## [Your objective]
In the listing that follows, count the lines that include "Users", and answer with the total alone.

## [Extracted material]

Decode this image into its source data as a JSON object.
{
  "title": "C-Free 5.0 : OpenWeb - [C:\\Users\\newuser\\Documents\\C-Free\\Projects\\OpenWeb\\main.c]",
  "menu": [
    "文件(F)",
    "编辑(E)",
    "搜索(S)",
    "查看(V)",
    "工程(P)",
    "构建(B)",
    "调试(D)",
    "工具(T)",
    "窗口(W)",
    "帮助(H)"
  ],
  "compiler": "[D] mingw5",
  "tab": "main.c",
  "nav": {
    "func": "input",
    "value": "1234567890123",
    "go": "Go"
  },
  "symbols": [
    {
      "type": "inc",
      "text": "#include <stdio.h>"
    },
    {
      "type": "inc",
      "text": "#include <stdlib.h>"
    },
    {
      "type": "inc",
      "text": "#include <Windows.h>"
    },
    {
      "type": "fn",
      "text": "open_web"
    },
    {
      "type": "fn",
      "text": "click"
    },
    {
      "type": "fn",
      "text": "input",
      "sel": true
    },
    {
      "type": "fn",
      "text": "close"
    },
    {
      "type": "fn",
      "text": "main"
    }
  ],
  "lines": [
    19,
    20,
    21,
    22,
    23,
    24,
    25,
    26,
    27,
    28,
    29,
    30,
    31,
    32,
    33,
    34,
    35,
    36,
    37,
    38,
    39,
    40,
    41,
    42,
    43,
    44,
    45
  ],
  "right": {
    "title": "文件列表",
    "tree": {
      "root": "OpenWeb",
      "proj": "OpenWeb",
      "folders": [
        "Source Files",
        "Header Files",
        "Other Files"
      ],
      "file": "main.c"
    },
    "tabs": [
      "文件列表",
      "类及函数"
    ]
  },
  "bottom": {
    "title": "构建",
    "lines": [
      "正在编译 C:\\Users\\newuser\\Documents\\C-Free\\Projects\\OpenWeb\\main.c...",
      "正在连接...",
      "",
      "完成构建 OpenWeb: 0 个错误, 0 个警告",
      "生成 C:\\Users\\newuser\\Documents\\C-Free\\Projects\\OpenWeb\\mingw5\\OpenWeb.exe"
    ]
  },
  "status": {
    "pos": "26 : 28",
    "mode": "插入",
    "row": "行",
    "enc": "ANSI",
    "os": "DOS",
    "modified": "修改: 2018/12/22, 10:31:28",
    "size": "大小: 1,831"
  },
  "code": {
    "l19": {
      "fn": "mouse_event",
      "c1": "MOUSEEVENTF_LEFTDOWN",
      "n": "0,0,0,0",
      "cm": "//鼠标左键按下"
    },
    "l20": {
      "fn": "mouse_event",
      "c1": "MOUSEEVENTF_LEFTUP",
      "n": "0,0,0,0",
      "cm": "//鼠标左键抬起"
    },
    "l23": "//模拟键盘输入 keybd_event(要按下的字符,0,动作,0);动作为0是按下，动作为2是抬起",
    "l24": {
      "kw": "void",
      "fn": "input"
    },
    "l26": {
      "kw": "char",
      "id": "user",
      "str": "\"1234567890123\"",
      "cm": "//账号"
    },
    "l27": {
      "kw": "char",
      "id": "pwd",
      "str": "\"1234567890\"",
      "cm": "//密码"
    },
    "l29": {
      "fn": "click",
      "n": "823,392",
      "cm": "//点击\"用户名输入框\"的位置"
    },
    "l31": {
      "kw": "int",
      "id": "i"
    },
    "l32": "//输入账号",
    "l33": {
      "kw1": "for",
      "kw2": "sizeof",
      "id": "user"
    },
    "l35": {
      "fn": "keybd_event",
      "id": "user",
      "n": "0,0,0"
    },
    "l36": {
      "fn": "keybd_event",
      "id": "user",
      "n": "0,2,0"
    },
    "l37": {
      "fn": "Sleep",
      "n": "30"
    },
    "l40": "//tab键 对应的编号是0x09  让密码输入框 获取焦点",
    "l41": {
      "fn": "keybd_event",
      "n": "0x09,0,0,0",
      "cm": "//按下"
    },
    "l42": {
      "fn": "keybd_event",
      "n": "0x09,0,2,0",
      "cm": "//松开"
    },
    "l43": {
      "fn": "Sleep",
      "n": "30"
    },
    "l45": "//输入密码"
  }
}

## [Solution for this problem]
3